To add to Jonjova's answer:
for each [i,j], you would execute the following call:
double noiseValue = SimplexNoise.noise(i * widthFactor, j * heightFactor);
This will return values that range from -1 to 1. How you convert those values to ones that are useful for your voxels is up to you. The two most common strategies are scaling ("smooth" noise) and applying an Abs function to the results prior to scaling ("turbulent" noise).
The values widthFactor and hightFactor above are used to control how quickly the values transition. With SimplexNoise, progressing integers tend to just generate unrelated, random values. I'd try using a factor such as 1/128 (give or take a power of two) as then you will get the transitions between the random peaks.

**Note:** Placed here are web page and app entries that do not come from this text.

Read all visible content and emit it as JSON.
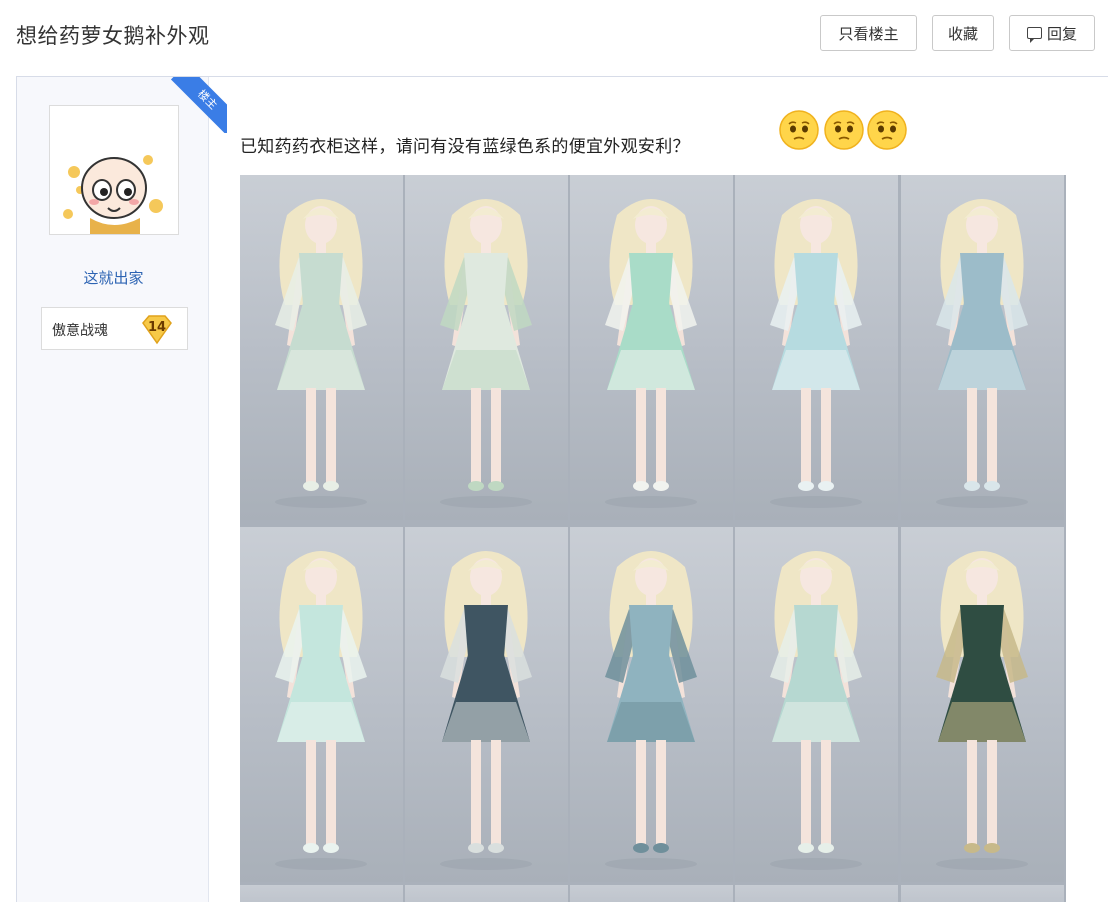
{
  "header": {
    "title": "想给药萝女鹅补外观",
    "only_op_label": "只看楼主",
    "collect_label": "收藏",
    "reply_label": "回复"
  },
  "user": {
    "op_badge": "楼主",
    "name": "这就出家",
    "level_name": "傲意战魂",
    "level": "14"
  },
  "post": {
    "text": "已知药药衣柜这样，请问有没有蓝绿色系的便宜外观安利？",
    "emoji_count": 3
  },
  "outfits": [
    {
      "dress": "#c6dcd0",
      "accent": "#e8efe6"
    },
    {
      "dress": "#dfe9df",
      "accent": "#bfd8c2"
    },
    {
      "dress": "#a9dcc8",
      "accent": "#f1f3ef"
    },
    {
      "dress": "#b6dbe0",
      "accent": "#e9f1f2"
    },
    {
      "dress": "#9cbcc9",
      "accent": "#d9e6ea"
    },
    {
      "dress": "#c4e6dd",
      "accent": "#eaf3ef"
    },
    {
      "dress": "#3f5562",
      "accent": "#d9dfde"
    },
    {
      "dress": "#8fb3bf",
      "accent": "#6f8f9b"
    },
    {
      "dress": "#b6d8d1",
      "accent": "#e6efe9"
    },
    {
      "dress": "#2f4d42",
      "accent": "#c7b98a"
    }
  ]
}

To get more interesting effects, you will have to make multiple calls to the function at differing width/height factors, and weight the various answers depending on the frequency content you desire. Also, the noise result can be used to permute another function such as a sin or radial gradient.